# [Exercise instructions]
Filter these records by the string "Risks", copying each line that holds it.

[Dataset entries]
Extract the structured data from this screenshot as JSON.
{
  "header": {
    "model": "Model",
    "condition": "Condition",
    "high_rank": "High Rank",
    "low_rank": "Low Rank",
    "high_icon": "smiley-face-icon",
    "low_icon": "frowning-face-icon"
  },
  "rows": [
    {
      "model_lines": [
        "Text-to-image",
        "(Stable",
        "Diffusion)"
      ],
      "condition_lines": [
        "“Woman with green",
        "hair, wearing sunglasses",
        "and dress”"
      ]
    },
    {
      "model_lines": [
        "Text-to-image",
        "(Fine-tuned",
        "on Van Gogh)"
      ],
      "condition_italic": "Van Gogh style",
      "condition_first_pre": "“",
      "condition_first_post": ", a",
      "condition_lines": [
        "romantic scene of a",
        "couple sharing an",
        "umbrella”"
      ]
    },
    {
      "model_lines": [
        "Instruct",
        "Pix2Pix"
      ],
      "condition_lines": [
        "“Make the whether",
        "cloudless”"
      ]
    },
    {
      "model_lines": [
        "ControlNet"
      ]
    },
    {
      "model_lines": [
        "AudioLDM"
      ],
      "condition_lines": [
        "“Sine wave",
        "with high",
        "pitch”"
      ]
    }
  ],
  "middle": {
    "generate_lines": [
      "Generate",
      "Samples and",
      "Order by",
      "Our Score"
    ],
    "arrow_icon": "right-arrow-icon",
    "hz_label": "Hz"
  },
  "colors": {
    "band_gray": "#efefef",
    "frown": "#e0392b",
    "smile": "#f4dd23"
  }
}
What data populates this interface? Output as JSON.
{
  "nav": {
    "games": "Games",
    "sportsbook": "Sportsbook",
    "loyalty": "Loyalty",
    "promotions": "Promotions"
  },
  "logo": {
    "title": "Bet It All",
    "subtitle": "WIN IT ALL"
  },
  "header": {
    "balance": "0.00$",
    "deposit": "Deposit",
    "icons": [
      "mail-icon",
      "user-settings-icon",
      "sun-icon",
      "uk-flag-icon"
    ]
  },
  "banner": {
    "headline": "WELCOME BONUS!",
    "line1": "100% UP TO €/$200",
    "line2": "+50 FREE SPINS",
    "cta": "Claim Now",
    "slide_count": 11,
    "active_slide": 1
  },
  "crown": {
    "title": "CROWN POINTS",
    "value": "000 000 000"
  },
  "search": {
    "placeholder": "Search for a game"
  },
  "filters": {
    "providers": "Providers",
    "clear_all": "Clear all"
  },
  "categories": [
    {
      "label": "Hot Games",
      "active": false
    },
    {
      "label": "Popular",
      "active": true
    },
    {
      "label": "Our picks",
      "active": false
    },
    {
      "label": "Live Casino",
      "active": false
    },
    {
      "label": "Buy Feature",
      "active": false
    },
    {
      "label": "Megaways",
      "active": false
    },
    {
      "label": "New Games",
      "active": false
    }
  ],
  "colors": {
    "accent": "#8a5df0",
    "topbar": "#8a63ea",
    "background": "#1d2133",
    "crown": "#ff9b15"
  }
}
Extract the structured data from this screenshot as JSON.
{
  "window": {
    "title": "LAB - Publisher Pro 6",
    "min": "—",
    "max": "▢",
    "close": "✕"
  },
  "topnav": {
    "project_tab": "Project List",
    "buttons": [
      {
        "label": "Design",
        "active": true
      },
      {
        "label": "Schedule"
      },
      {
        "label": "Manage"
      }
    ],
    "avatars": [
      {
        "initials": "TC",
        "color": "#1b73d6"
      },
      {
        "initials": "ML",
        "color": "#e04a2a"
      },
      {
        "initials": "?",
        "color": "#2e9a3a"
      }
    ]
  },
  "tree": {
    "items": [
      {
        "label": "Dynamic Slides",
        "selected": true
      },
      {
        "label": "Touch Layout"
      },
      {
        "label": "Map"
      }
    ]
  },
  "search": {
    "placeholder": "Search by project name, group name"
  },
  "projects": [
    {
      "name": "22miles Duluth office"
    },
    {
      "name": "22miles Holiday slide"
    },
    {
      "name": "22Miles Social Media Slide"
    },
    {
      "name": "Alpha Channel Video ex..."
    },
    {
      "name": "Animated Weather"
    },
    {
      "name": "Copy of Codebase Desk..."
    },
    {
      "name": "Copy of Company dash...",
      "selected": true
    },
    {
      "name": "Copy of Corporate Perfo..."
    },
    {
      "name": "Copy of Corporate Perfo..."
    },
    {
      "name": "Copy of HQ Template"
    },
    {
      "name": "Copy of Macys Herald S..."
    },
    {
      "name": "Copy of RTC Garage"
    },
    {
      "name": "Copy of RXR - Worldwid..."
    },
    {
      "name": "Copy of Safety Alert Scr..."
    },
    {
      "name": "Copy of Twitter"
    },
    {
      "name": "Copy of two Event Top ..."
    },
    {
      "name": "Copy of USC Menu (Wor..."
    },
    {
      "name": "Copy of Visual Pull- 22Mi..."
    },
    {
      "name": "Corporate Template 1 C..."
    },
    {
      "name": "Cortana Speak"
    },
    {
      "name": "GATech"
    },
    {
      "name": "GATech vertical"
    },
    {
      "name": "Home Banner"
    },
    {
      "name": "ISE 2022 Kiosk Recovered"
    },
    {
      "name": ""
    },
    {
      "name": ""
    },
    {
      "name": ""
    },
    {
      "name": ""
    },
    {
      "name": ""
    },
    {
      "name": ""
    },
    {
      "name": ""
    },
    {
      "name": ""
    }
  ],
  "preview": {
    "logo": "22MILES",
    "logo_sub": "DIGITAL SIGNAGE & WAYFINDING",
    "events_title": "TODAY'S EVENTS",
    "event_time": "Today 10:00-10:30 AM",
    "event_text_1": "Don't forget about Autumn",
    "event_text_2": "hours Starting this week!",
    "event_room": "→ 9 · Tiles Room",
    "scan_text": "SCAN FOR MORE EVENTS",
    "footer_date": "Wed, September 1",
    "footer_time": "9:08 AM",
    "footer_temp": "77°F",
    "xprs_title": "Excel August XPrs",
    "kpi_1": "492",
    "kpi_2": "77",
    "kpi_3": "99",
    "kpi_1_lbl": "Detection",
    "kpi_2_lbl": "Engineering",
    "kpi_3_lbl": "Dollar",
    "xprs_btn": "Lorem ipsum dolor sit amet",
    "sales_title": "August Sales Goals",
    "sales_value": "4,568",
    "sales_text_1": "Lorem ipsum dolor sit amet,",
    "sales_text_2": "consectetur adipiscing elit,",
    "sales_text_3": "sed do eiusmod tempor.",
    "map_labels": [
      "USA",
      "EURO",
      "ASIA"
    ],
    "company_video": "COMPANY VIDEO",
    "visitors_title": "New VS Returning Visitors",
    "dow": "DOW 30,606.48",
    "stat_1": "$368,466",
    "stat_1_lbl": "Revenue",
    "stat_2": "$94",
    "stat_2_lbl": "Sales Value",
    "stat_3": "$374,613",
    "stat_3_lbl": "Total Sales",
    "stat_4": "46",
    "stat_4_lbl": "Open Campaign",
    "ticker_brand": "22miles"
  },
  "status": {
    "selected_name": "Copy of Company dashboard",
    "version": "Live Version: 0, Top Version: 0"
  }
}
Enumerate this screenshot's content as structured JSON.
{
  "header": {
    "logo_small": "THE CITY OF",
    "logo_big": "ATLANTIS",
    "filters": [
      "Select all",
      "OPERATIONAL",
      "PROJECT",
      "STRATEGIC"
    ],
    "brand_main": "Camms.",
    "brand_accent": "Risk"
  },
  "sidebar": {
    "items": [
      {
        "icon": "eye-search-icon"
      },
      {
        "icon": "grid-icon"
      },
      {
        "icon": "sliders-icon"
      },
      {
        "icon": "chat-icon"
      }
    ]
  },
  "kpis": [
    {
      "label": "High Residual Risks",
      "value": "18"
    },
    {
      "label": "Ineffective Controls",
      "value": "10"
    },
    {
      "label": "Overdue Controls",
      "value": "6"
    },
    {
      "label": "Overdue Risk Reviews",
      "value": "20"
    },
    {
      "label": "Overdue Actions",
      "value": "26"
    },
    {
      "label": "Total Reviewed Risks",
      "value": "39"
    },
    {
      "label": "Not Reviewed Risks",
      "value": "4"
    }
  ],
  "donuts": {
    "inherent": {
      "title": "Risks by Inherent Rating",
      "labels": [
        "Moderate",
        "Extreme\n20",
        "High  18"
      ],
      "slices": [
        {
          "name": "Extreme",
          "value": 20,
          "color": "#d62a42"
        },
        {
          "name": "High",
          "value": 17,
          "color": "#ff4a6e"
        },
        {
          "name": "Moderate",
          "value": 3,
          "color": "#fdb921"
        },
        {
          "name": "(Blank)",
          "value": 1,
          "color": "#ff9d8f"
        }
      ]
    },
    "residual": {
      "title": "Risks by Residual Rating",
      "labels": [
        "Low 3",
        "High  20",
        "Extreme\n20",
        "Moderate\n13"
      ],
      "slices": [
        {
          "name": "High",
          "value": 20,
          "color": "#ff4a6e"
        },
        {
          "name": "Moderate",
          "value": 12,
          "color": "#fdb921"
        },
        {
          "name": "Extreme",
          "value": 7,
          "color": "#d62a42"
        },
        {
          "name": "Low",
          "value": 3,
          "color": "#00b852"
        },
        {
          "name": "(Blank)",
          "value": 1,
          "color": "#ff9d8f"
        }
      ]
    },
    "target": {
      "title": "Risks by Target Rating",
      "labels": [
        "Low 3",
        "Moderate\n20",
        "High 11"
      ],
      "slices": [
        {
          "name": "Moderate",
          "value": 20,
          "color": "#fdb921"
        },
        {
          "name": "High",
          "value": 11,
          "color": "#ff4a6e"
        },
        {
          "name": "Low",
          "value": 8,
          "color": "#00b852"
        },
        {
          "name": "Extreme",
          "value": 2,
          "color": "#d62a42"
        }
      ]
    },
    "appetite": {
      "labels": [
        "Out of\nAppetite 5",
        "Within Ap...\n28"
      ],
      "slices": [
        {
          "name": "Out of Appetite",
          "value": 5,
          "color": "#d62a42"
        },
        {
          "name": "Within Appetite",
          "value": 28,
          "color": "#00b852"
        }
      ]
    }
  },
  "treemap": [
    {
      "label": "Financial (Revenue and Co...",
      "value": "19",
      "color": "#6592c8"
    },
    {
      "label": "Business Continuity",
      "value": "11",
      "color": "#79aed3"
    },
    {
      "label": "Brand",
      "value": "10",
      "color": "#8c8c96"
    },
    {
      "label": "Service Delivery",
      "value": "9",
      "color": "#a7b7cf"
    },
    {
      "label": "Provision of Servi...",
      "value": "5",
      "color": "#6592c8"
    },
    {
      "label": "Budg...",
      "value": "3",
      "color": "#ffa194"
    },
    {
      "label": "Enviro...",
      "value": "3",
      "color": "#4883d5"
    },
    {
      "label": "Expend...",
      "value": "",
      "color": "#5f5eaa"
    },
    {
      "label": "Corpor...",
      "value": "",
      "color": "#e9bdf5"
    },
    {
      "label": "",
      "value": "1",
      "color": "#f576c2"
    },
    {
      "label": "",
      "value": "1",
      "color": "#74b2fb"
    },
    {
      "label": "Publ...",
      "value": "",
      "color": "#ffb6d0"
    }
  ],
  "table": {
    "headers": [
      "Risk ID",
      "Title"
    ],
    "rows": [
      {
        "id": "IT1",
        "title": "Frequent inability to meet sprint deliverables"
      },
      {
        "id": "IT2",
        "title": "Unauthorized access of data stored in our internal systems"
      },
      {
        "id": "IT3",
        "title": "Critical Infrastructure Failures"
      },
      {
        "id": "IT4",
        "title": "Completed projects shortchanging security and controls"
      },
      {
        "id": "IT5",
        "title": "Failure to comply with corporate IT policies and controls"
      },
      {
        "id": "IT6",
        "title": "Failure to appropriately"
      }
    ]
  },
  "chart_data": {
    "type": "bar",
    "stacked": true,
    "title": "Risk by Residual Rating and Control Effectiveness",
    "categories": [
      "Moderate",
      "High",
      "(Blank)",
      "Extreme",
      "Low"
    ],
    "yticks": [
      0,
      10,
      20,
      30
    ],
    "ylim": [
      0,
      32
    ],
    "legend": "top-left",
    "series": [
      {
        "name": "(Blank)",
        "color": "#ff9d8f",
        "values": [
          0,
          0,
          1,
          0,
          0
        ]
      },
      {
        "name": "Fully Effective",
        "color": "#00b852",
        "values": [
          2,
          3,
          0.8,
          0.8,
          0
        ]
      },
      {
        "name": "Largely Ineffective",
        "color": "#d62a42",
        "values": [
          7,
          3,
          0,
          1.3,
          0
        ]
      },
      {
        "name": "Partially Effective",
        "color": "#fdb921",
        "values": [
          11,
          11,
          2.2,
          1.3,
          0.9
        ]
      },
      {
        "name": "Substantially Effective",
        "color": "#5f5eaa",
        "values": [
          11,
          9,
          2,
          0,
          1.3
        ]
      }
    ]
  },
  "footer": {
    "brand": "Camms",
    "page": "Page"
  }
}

# [Result for this task]
      "label": "High Residual Risks",
      "label": "Total Reviewed Risks",
      "label": "Not Reviewed Risks",
      "title": "Risks by Inherent Rating",
      "title": "Risks by Residual Rating",
      "title": "Risks by Target Rating",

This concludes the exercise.